Cutting and Polishing Colored Stones




The operations required for fashioning cabochons include sawing, grinding or shaping, sanding, and polishing. If the rough material needs to be reduced in size, this initial step is usually accomplished with a diamond saw, a metal wheel charged with diamond dust. The "mud" saw, a metal which that utilizes silicon carbide as an abrasive, is seldom used. Thin diamond-charged bakelite or phosphor-bronze saws are often used for opal and other comparatively fragile materials. The shaping operation consists of grinding the sawed piece to the desired shape on silicon-carbide wheels of various grits under a constant stream of water, or on hard metal laps with silicon-carbide powder and water. Sanding is accomplished with hard wood wheels covered with coarse and fine-grit Carborundum paper. This operation, which usually requires the stone to be cemented to a dop stick, removes all scratches and does the final shaping. The stone is
then polished on hard felt, leather or cloth laps with tin oxide, cerium oxide, pumice, rouge or other polishing agents.

The faceting of transparent gem materials usually requires more planning and care than is necessary in fashioning opaque and translucent cabochon-cut stones. As motioned previously, proper orientation and attention to correct angles and proportions are important considerations. The roughing-out step is accomplished in much the same manner as with cabochon cuts. The table is usually roughed in first, after which a regular angle is formed around the crown and the girdle is set up. Then the pavilion is shaped in such a way that a fairly thick girdle is left to provide necessary material for placing and polishing the facets.

Faceting is accomplished with the jamb peg or with mechanical faceting heads. The jamb peg is an ingenious method of providing a rigid holder for the dop stick. Set perpendicularly to the horizontal lap is a board containing a number of indentations. The angle at which a facet is to be placed on a gemstone is controlled by the hole into which the pointed end of the dop stick is placed. By holding the end of the dop stick in one of the holes on the board to the lapidary can keep the cutting at a very definite angle, which can be duplicated on the other side of the stone.

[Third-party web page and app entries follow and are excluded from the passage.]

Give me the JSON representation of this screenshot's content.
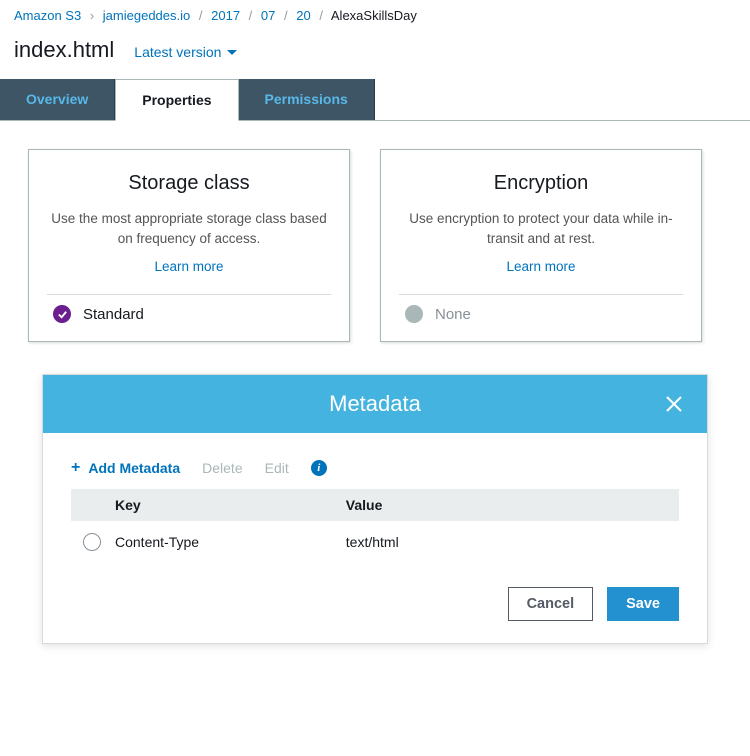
{
  "breadcrumb": {
    "items": [
      {
        "label": "Amazon S3"
      },
      {
        "label": "jamiegeddes.io"
      },
      {
        "label": "2017"
      },
      {
        "label": "07"
      },
      {
        "label": "20"
      },
      {
        "label": "AlexaSkillsDay"
      }
    ]
  },
  "file": {
    "name": "index.html",
    "version_label": "Latest version"
  },
  "tabs": {
    "overview": "Overview",
    "properties": "Properties",
    "permissions": "Permissions"
  },
  "cards": {
    "storage": {
      "title": "Storage class",
      "desc": "Use the most appropriate storage class based on frequency of access.",
      "learn_more": "Learn more",
      "value": "Standard"
    },
    "encryption": {
      "title": "Encryption",
      "desc": "Use encryption to protect your data while in-transit and at rest.",
      "learn_more": "Learn more",
      "value": "None"
    }
  },
  "metadata": {
    "title": "Metadata",
    "toolbar": {
      "add": "Add Metadata",
      "delete": "Delete",
      "edit": "Edit"
    },
    "columns": {
      "key": "Key",
      "value": "Value"
    },
    "rows": [
      {
        "key": "Content-Type",
        "value": "text/html"
      }
    ],
    "actions": {
      "cancel": "Cancel",
      "save": "Save"
    }
  }
}
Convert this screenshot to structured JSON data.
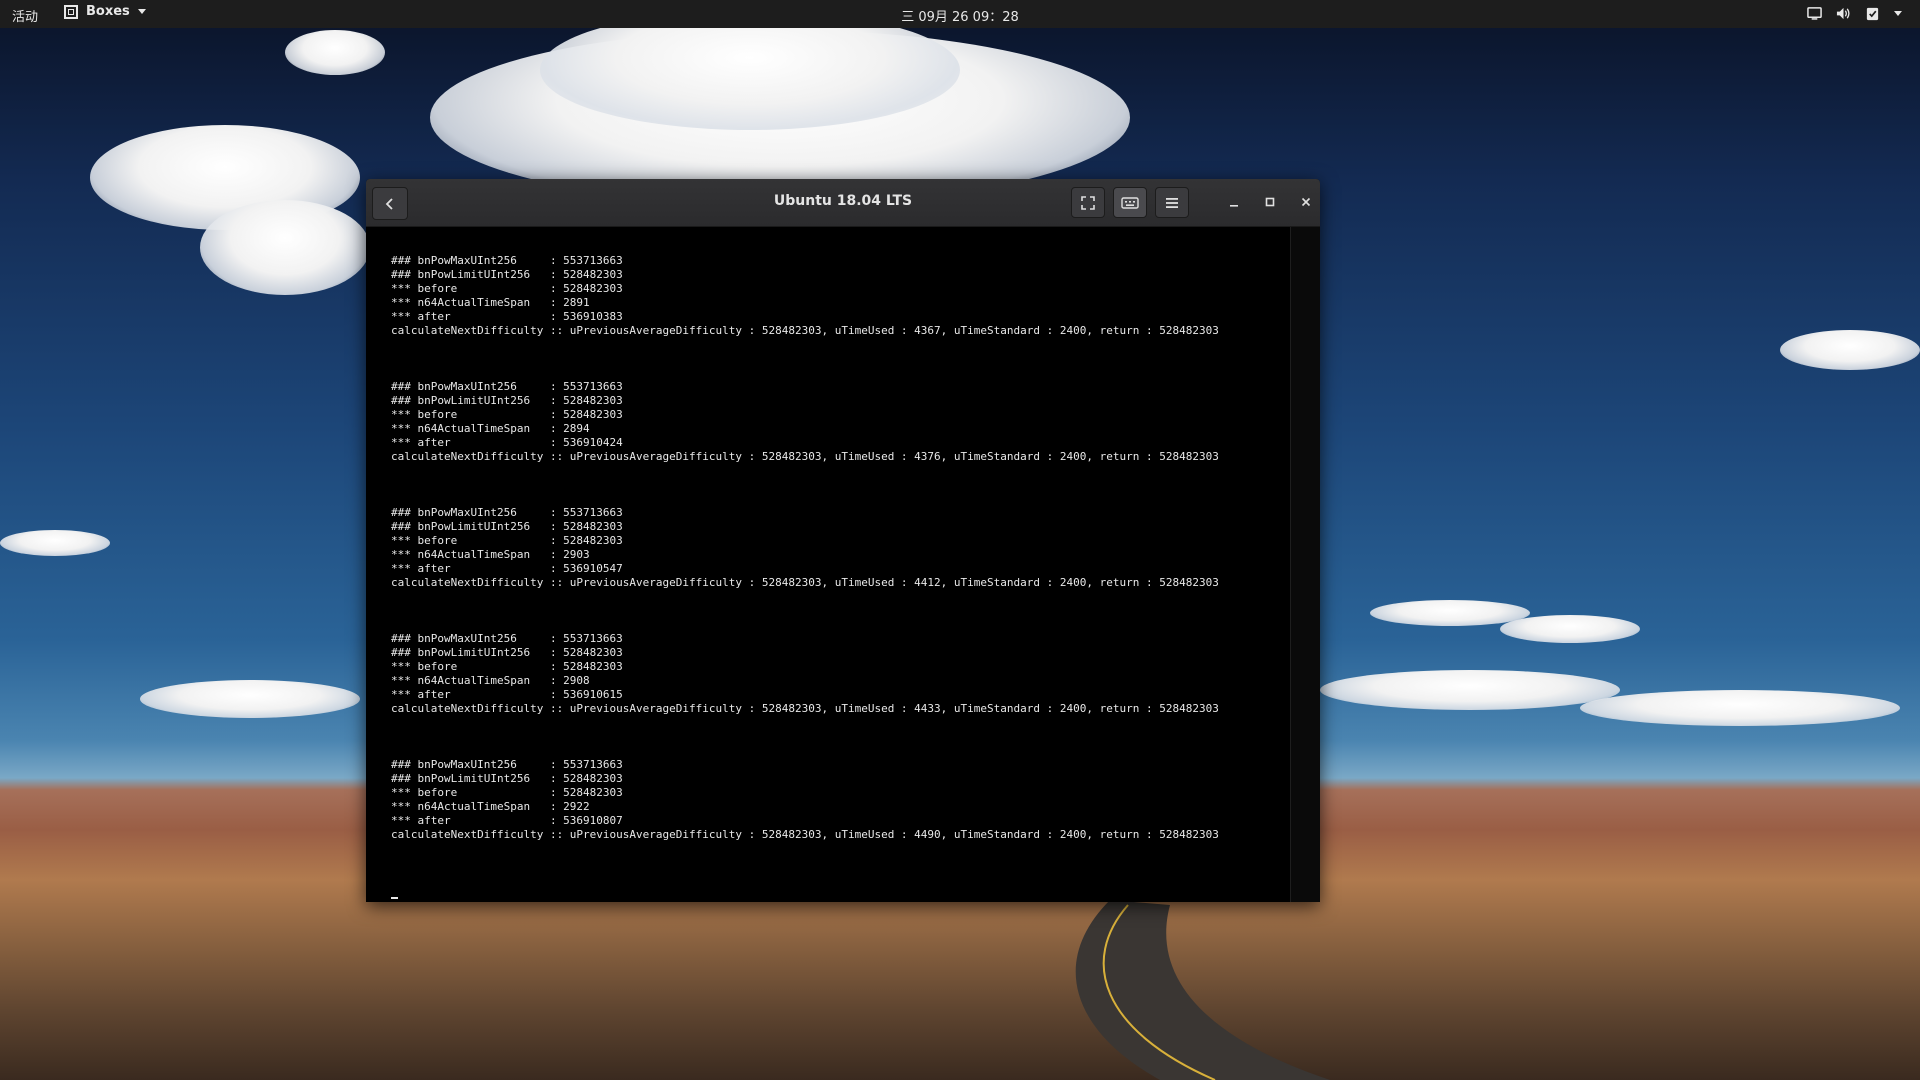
{
  "topbar": {
    "activities": "活动",
    "app_name": "Boxes",
    "clock": "三 09月 26  09：28",
    "status_icons": [
      "display-icon",
      "volume-icon",
      "clipboard-check-icon",
      "chevron-down-icon"
    ]
  },
  "window": {
    "title": "Ubuntu 18.04 LTS",
    "back_icon": "chevron-left-icon",
    "buttons": [
      "fullscreen-icon",
      "keyboard-icon",
      "menu-icon"
    ],
    "controls": [
      "minimize-icon",
      "maximize-icon",
      "close-icon"
    ]
  },
  "terminal": {
    "blocks": [
      {
        "lines": [
          "### bnPowMaxUInt256     : 553713663",
          "### bnPowLimitUInt256   : 528482303",
          "*** before              : 528482303",
          "*** n64ActualTimeSpan   : 2891",
          "*** after               : 536910383",
          "calculateNextDifficulty :: uPreviousAverageDifficulty : 528482303, uTimeUsed : 4367, uTimeStandard : 2400, return : 528482303"
        ]
      },
      {
        "lines": [
          "### bnPowMaxUInt256     : 553713663",
          "### bnPowLimitUInt256   : 528482303",
          "*** before              : 528482303",
          "*** n64ActualTimeSpan   : 2894",
          "*** after               : 536910424",
          "calculateNextDifficulty :: uPreviousAverageDifficulty : 528482303, uTimeUsed : 4376, uTimeStandard : 2400, return : 528482303"
        ]
      },
      {
        "lines": [
          "### bnPowMaxUInt256     : 553713663",
          "### bnPowLimitUInt256   : 528482303",
          "*** before              : 528482303",
          "*** n64ActualTimeSpan   : 2903",
          "*** after               : 536910547",
          "calculateNextDifficulty :: uPreviousAverageDifficulty : 528482303, uTimeUsed : 4412, uTimeStandard : 2400, return : 528482303"
        ]
      },
      {
        "lines": [
          "### bnPowMaxUInt256     : 553713663",
          "### bnPowLimitUInt256   : 528482303",
          "*** before              : 528482303",
          "*** n64ActualTimeSpan   : 2908",
          "*** after               : 536910615",
          "calculateNextDifficulty :: uPreviousAverageDifficulty : 528482303, uTimeUsed : 4433, uTimeStandard : 2400, return : 528482303"
        ]
      },
      {
        "lines": [
          "### bnPowMaxUInt256     : 553713663",
          "### bnPowLimitUInt256   : 528482303",
          "*** before              : 528482303",
          "*** n64ActualTimeSpan   : 2922",
          "*** after               : 536910807",
          "calculateNextDifficulty :: uPreviousAverageDifficulty : 528482303, uTimeUsed : 4490, uTimeStandard : 2400, return : 528482303"
        ]
      }
    ]
  }
}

A faceting head is a device that controls the angle of the dop stick to the lap and that is graduated so that the stone can be turned to polish any number of definite facets with the same angular relationship to the girdle. When the angle is set for one of the main-pavilion facets in a brilliant-cut stone, the faceting head can be left at the same angle while being turned through eight divisions in the 360° rotation. In other words 45°angles are marked on the holding device so that eight equally spaced facets can be placed. Most faceting devices can also be set to 16 fold symmetry.

The facets are usually cut on a horizontal cast-iron, copper or copper-alloy lap, using silicon carbide, boron carbide or diamond dust as the abrasive. After the crown facets are cut, they are usually polished while the stone is still cemented to the dop stick in its original position. A number of different polishing laps are used, including lead, tin, pewter, wood and pitch. Tin oxide, tripoli, pumice, rouge, chromic oxide, alumina, titanium oxide and cerium oxide are utilized for the polishing agents.